AuthorBaruch, Jean Margo
AdvisorBadger, Terry A
Committee ChairBadger, Terry A
MetadataShow full item record
PublisherThe University of Arizona.
RightsCopyright © is held by the author. Digital access to this material is made possible by the University Libraries, University of Arizona. Further transmission, reproduction or presentation (such as public display or performance) of protected items is prohibited except with permission of the author.

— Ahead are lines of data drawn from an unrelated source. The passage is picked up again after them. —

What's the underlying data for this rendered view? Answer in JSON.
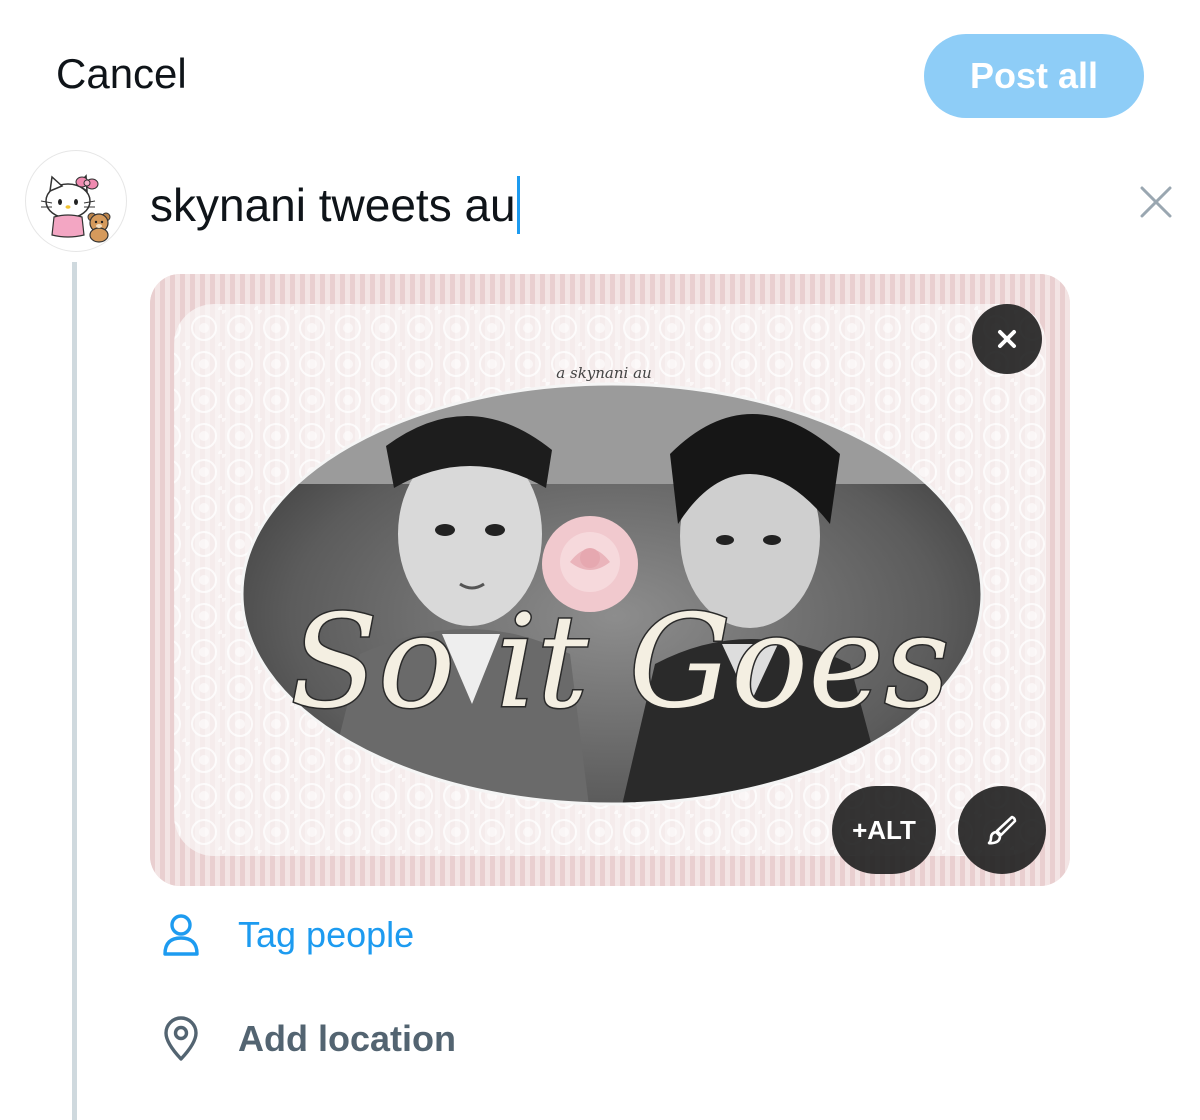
{
  "header": {
    "cancel_label": "Cancel",
    "post_all_label": "Post all"
  },
  "compose": {
    "text": "skynani tweets au",
    "accent_color": "#1d9bf0",
    "avatar_icon": "hello-kitty-avatar"
  },
  "media": {
    "caption": "a skynani au",
    "title": "So it Goes",
    "alt_label": "+ALT",
    "close_icon": "close-icon",
    "edit_icon": "paintbrush-icon"
  },
  "options": {
    "tag_people_label": "Tag people",
    "tag_people_icon": "person-icon",
    "add_location_label": "Add location",
    "add_location_icon": "location-pin-icon"
  },
  "colors": {
    "post_button": "#8ecdf7",
    "link": "#1d9bf0",
    "secondary_text": "#536471"
  }
}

AbstractInterventions which ameliorate the late effects of cancer treatment, and promote adjustment for children coping with cancer are needed (Kazak, 2005). The Beads of Courage® (BOC) Program (Baruch, 2002), is an arts-in-health program developed to strengthen resilience and alleviate suffering in children receiving treatment for cancer. Through the BOC Program, children receive different colored beads that serve as visible symbols of the many procedures they experience during cancer treatment. Despite the wide use of the BOC Program by more than 70 children's hospitals, the BOC Program has never been formally evaluated.The purpose of this study was to evaluate the BOC Program using qualitative descriptive methods. The specific aims of the program evaluation were to: 1) Describe the BOC Program process; 2) Describe how the BOC Program is implemented; and 3) Describe the potential outcomes of the BOC Program.Data collection methods with four BOC Program stakeholders included: Semi-structured interviews with children (N=6); focus groups with clinicians (N=10) and parents (N=5); and open-ended surveys with clinicians (N=9), parents (N=8) and bead artists (N=6). Findings indicate that the BOC Program is operating according to design (process and implementation), and the overall satisfaction and perceived worth of the BOC Program is high. Emerging categories from the content analysis describe the BOC Program as a form of narrative medicine that provides a reflective tool, a symbol of accomplishment, and joy and encouragement for children receiving treatment for cancer. Preliminary data support the BOC Program theory, with resilience-based protective factors (positive coping, derived meaning, social support) supported, and risk factors (uncertainty in illness, defensive coping) decreased in children who received the BOC Program. Future studies should include quantitative measures of factors of resilience to determine change over time in children receiving the BOC Program during cancer treatment. Findings from this study support theory development to further strengthen the body of knowledge on psychosocial adjustment issues for children coping with cancer. The findings also provide evidence to support the role that arts-in-health programs have in alleviating the experience of suffering in children coping with cancer.